We did it. We took it out.
Slowly, the oxygen saturation dropped.
Gradually, the alarms sounded.
Insisting. Imploring us to do something.
We turned them off.
Made him comfortable.
But we knew we couldn’t hide the truth.
We were letting him suffocate.
~ ~ ~
A lucid man.
A failing lung. A decision made.
A breathing tube placed—just temporarily—
until the lungs healed.
Until they got stronger. Until he got stronger.
But I saw the regret the moment it was inserted.
Nevertheless. We agreed to give it a chance.
But days passed. Then weeks.
Being alert, he communicated with us well.
Through his writing, I got to know him well.
His adventures. His best memory.
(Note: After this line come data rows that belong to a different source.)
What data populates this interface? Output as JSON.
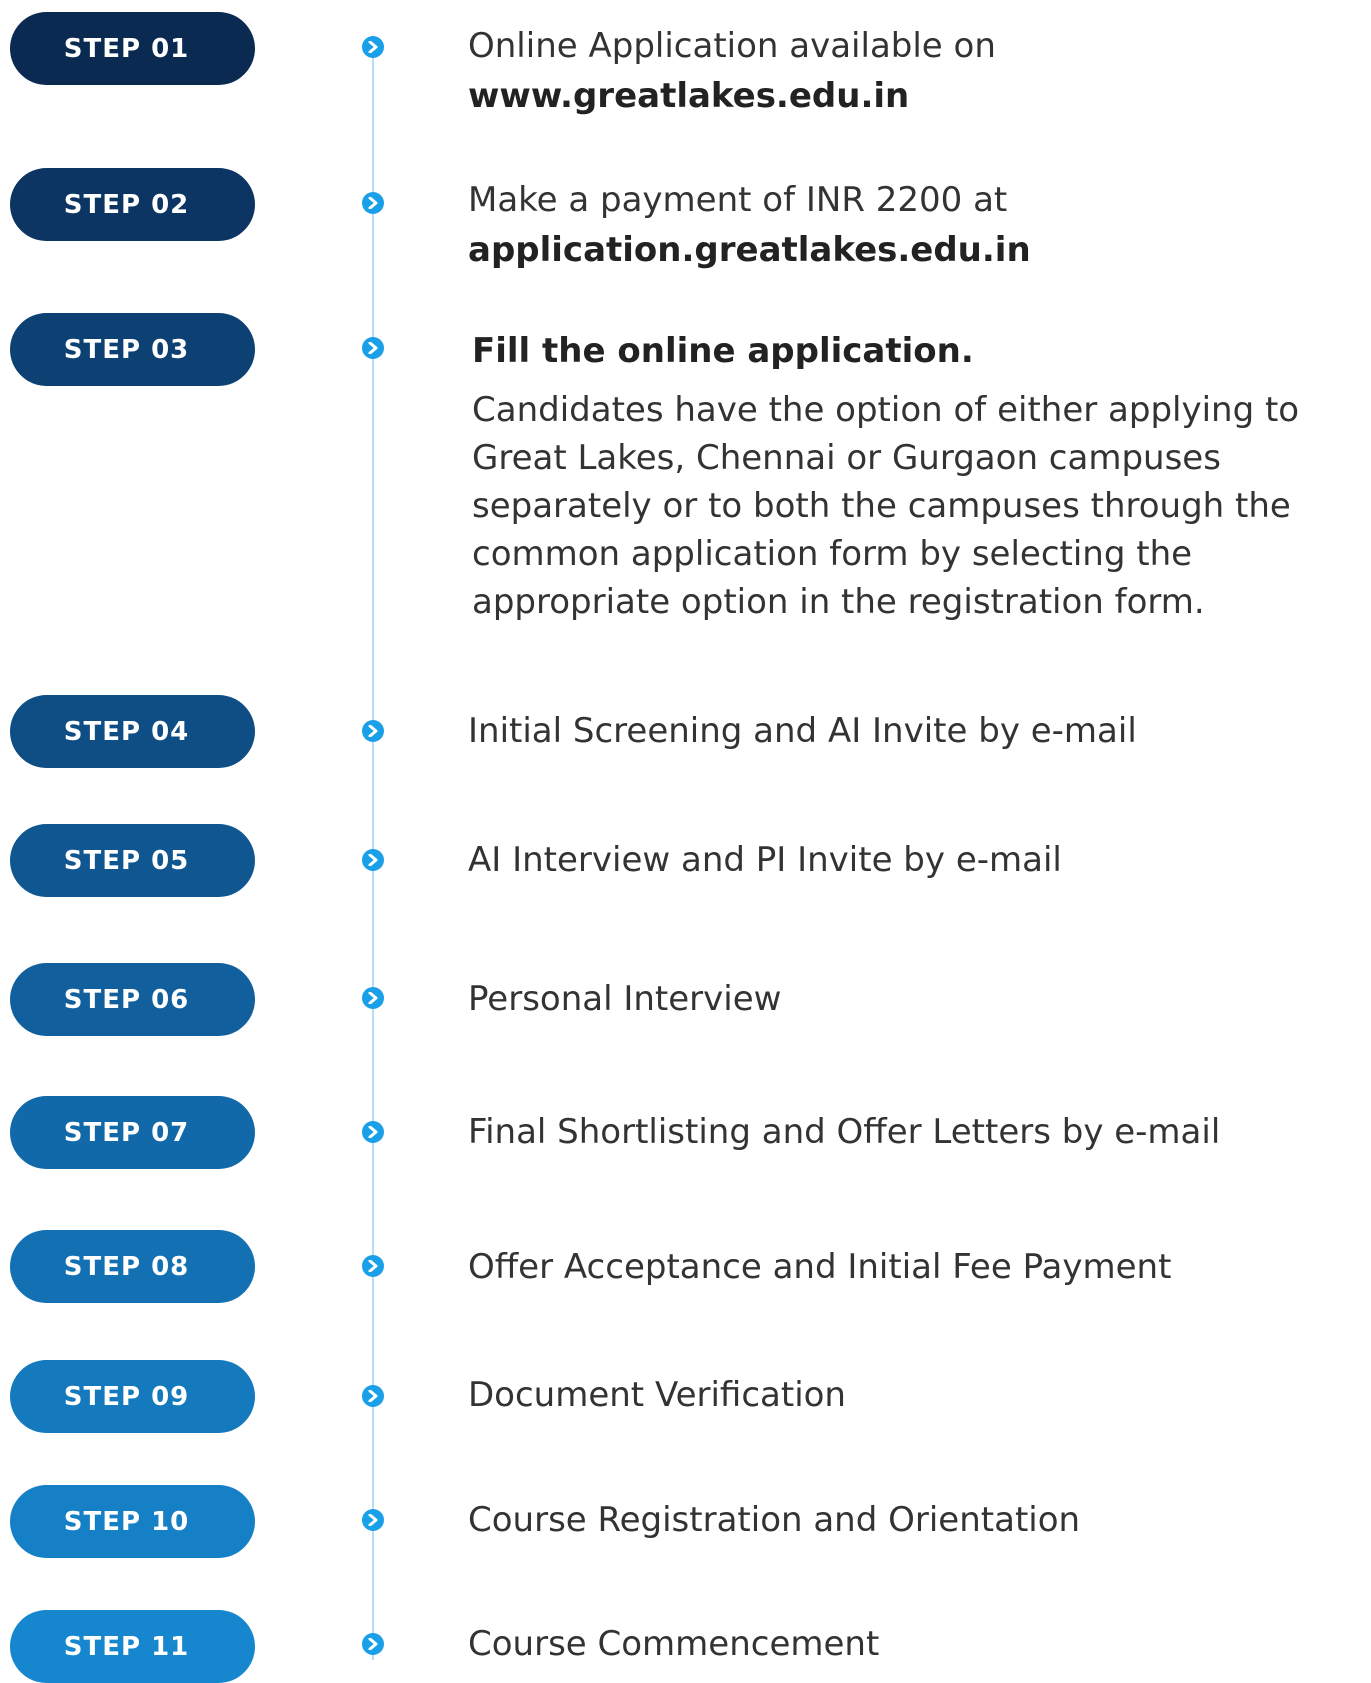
{
  "steps": [
    {
      "label": "STEP 01",
      "text": "Online Application available on",
      "link": "www.greatlakes.edu.in",
      "color": "#0a2a52"
    },
    {
      "label": "STEP 02",
      "text": "Make a payment of INR 2200 at",
      "link": "application.greatlakes.edu.in",
      "color": "#0c3563"
    },
    {
      "label": "STEP 03",
      "title": "Fill the online application.",
      "body": "Candidates have the option of either applying to\nGreat Lakes, Chennai or Gurgaon campuses\nseparately or to both the campuses through the\ncommon application form by selecting the\nappropriate option in the registration form.",
      "color": "#0e4173"
    },
    {
      "label": "STEP 04",
      "text": "Initial Screening and AI Invite by e-mail",
      "color": "#0f4d85"
    },
    {
      "label": "STEP 05",
      "text": "AI Interview and PI Invite by e-mail",
      "color": "#105791"
    },
    {
      "label": "STEP 06",
      "text": "Personal Interview",
      "color": "#11609d"
    },
    {
      "label": "STEP 07",
      "text": "Final Shortlisting and Offer Letters by e-mail",
      "color": "#1269a9"
    },
    {
      "label": "STEP 08",
      "text": "Offer Acceptance and Initial Fee Payment",
      "color": "#1371b3"
    },
    {
      "label": "STEP 09",
      "text": "Document Verification",
      "color": "#1479bd"
    },
    {
      "label": "STEP 10",
      "text": "Course Registration and Orientation",
      "color": "#1580c6"
    },
    {
      "label": "STEP 11",
      "text": "Course Commencement",
      "color": "#1687cf"
    }
  ]
}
His regrets in life.
He was a good man.
But a man who never desired to live like this.
While the family disputed on what course of action to take next,
he remained calm and unwavering.
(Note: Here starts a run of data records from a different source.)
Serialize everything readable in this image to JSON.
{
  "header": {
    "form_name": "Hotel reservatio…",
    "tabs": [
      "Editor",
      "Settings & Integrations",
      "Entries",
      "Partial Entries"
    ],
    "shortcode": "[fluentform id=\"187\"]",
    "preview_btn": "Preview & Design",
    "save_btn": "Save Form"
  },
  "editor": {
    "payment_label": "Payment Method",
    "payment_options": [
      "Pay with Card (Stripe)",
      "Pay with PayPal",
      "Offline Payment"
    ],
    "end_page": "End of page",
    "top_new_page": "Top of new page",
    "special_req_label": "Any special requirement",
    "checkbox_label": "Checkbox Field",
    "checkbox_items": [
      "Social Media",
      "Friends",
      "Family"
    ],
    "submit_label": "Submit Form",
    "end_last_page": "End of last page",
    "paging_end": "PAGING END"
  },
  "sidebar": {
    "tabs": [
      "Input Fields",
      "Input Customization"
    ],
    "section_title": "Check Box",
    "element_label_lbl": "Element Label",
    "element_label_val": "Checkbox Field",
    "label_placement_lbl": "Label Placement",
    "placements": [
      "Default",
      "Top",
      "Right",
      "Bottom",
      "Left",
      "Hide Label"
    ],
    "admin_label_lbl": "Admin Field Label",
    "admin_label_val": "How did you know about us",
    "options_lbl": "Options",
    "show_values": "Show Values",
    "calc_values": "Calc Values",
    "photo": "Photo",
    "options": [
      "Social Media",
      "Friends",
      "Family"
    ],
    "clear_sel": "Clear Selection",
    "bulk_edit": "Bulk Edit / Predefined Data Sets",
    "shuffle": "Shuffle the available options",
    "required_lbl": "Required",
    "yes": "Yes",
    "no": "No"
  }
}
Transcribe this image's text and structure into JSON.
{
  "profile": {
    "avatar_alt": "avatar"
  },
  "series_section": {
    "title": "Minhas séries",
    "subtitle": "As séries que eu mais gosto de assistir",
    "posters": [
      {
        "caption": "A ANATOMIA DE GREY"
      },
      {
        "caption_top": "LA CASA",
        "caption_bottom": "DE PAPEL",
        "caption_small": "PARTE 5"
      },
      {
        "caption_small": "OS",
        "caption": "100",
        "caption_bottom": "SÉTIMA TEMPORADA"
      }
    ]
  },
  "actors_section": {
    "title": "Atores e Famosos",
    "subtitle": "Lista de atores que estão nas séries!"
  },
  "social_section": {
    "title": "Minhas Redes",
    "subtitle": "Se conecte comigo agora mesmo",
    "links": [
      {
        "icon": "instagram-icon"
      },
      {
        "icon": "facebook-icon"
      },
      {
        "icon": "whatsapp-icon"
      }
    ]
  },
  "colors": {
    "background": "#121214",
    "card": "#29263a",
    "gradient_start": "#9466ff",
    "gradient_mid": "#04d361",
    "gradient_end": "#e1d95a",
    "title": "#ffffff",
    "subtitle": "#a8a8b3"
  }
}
“Please let me go.” was what he would say.
Then finally the moment came.
The time to say goodbye.
~ ~ ~
That day, I let myself weep during rounds.
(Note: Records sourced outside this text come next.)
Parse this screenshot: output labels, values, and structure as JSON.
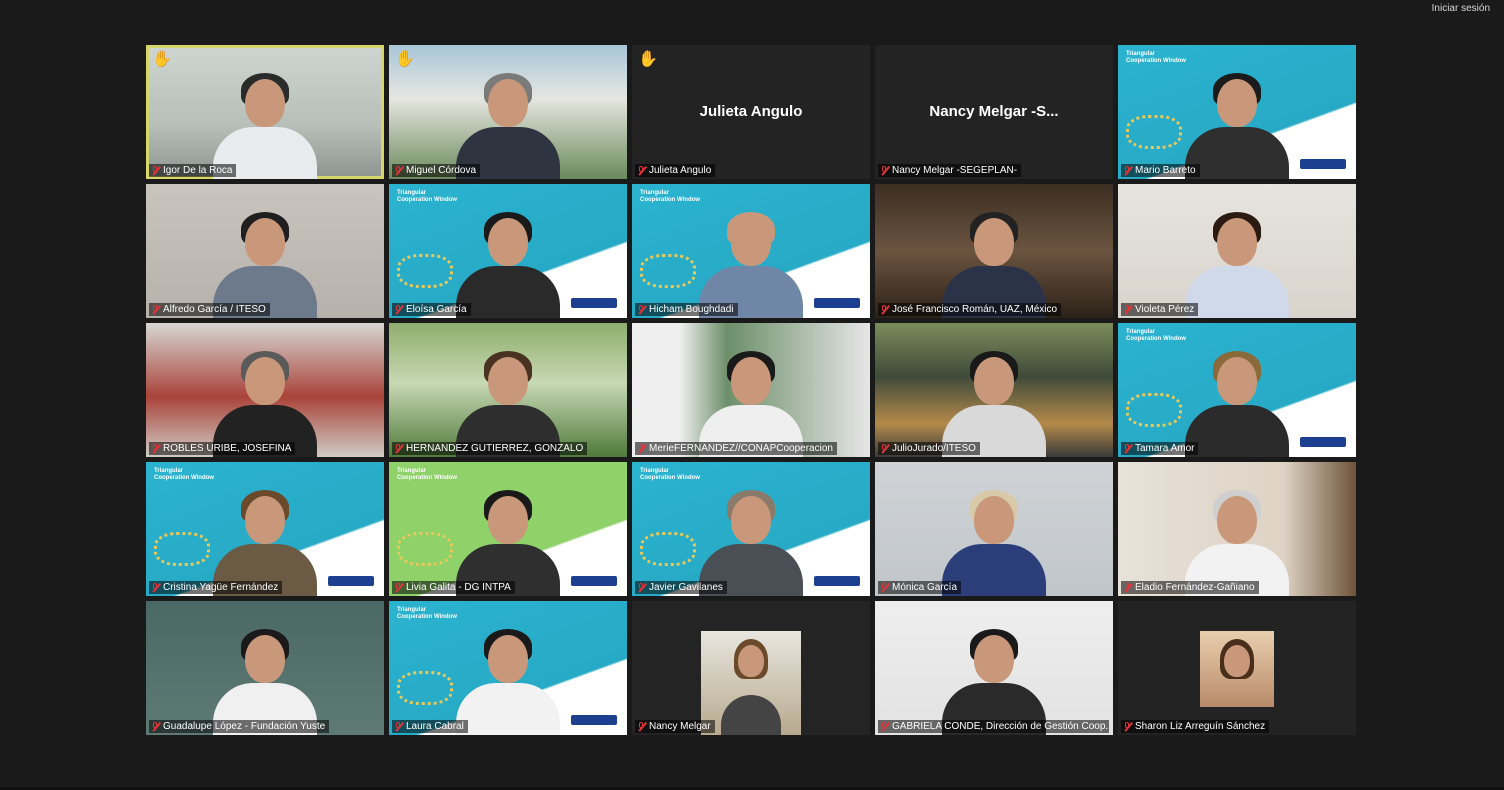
{
  "topbar": {
    "signin_label": "Iniciar sesión"
  },
  "slide": {
    "title_text": "Triangular Cooperation Window"
  },
  "participants": [
    {
      "name": "Igor De la Roca",
      "hand": true,
      "active": true,
      "bg": "office",
      "hair": "#2b2b2b",
      "torso": "#e9ecef"
    },
    {
      "name": "Miguel Córdova",
      "hand": true,
      "bg": "building",
      "hair": "#7a7a78",
      "torso": "#2e3440"
    },
    {
      "name": "Julieta Angulo",
      "hand": true,
      "label": "Julieta Angulo",
      "bg": "dark"
    },
    {
      "name": "Nancy Melgar -SEGEPLAN-",
      "label": "Nancy Melgar -S...",
      "bg": "dark"
    },
    {
      "name": "Mario Barreto",
      "bg": "slide",
      "hair": "#1b1b1b",
      "torso": "#2f2f2f"
    },
    {
      "name": "Alfredo García / ITESO",
      "bg": "iteso",
      "hair": "#1f1f1f",
      "torso": "#6d7a8c"
    },
    {
      "name": "Eloísa García",
      "bg": "slide",
      "hair": "#1a1a1a",
      "torso": "#2a2a2a"
    },
    {
      "name": "Hicham Boughdadi",
      "bg": "slide",
      "hair": "#c9987a",
      "torso": "#6f86a6"
    },
    {
      "name": "José Francisco Román, UAZ, México",
      "bg": "books",
      "hair": "#222",
      "torso": "#2b3349"
    },
    {
      "name": "Violeta Pérez",
      "bg": "room",
      "hair": "#2b1a12",
      "torso": "#cfd9ea"
    },
    {
      "name": "ROBLES URIBE, JOSEFINA",
      "bg": "church",
      "hair": "#5a5a5a",
      "torso": "#222"
    },
    {
      "name": "HERNANDEZ GUTIERREZ, GONZALO",
      "bg": "park",
      "hair": "#4a3222",
      "torso": "#2e2e2e"
    },
    {
      "name": "MerieFERNANDEZ//CONAPCooperacion",
      "bg": "waterfall",
      "hair": "#1a1a1a",
      "torso": "#efefef"
    },
    {
      "name": "JulioJurado/ITESO",
      "bg": "night",
      "hair": "#1a1a1a",
      "torso": "#d9d9d9"
    },
    {
      "name": "Tamara Amor",
      "bg": "slide",
      "hair": "#8a6a3a",
      "torso": "#2b2b2b"
    },
    {
      "name": "Cristina Yagüe Fernández",
      "bg": "slide",
      "hair": "#6a4a2a",
      "torso": "#6b5a44"
    },
    {
      "name": "Livia Galita - DG INTPA",
      "bg": "slide-green",
      "hair": "#1a1a1a",
      "torso": "#2f2f2f"
    },
    {
      "name": "Javier Gavilanes",
      "bg": "slide",
      "hair": "#8a7a6a",
      "torso": "#4a4f55"
    },
    {
      "name": "Mónica García",
      "bg": "wall",
      "hair": "#d8c9a8",
      "torso": "#2c3e7a"
    },
    {
      "name": "Eladio Fernández-Gañiano",
      "bg": "shelf",
      "hair": "#cfcfcf",
      "torso": "#f2f2f2"
    },
    {
      "name": "Guadalupe López - Fundación Yuste",
      "bg": "teal",
      "hair": "#1a1a1a",
      "torso": "#f0f0f0"
    },
    {
      "name": "Laura Cabral",
      "bg": "slide",
      "hair": "#1a1a1a",
      "torso": "#f2f2f2"
    },
    {
      "name": "Nancy Melgar",
      "bg": "lab",
      "thumb": true,
      "hair": "#6a4a2a",
      "torso": "#444"
    },
    {
      "name": "GABRIELA CONDE, Dirección de Gestión Coop...",
      "bg": "white",
      "hair": "#1a1a1a",
      "torso": "#2a2a2a"
    },
    {
      "name": "Sharon Liz Arreguín Sánchez",
      "bg": "dark",
      "avatar": true
    }
  ]
}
In front of a crowd of stoic faces.
To weep over a friend.
To weep over a human being.
Over his courage.
An impossible decision.
The loss of a life.
Because I didn’t want to do it. But I did.
I let go.
• • •
“To Let Go” – the poem
I’ve been wanting to write this to you for a while. I go to work, and though I’ve never met you, I think about you. I talk to a patient, and while I’m standing there, there you are again, tugging at my heart. Maybe it’s because I know of your mom, and I know of her heartbreak. Maybe it’s because I know you will never be able to do what you were meant to do.
This is what I know about you. You were a medical student. You went to school in North Carolina. You cared for people. And you wanted to care for them at the greatest capacity possible. You wanted to help people during their times of sickness, strengthen them in their weakness. But your life was robbed from beneath you. So this will never happen. And the world has lost another great physician.
I hear you were a loving person, one who illuminated the day of all whom you came across. Of course you did. You were your mother’s shining star. But what no one knew, and what you didn’t reveal until your departure, was that you were also suffering. Deeply. But you were good at hiding it with your smile. And because it was a genuine smile, we were beguiled. Especially those closest to you.
When I think of you, my heart aches. Maybe it’s because I feel that I understand you better than I have a right to. Maybe it is because I once smiled a similar smile. I weep because of what you did, and because I think I understand why.
When I think of you, my soul is anguished. You were going to be a remarkable physician. You would have touched others with your empathy, changed lives with your care. They would have remembered you, not simply because you were the one who eased their suffering and comforted their souls, but because your spirit would have brightened their lives. No one had the right to take that away from you.
I’m sorry I never got to know you.
But even now, you will not be forgotten.
◊ A Tribute to her Mother: Rhonda Elkins ◊
◊ A Poem Dedicated to Kaitlyn and her Mother ◊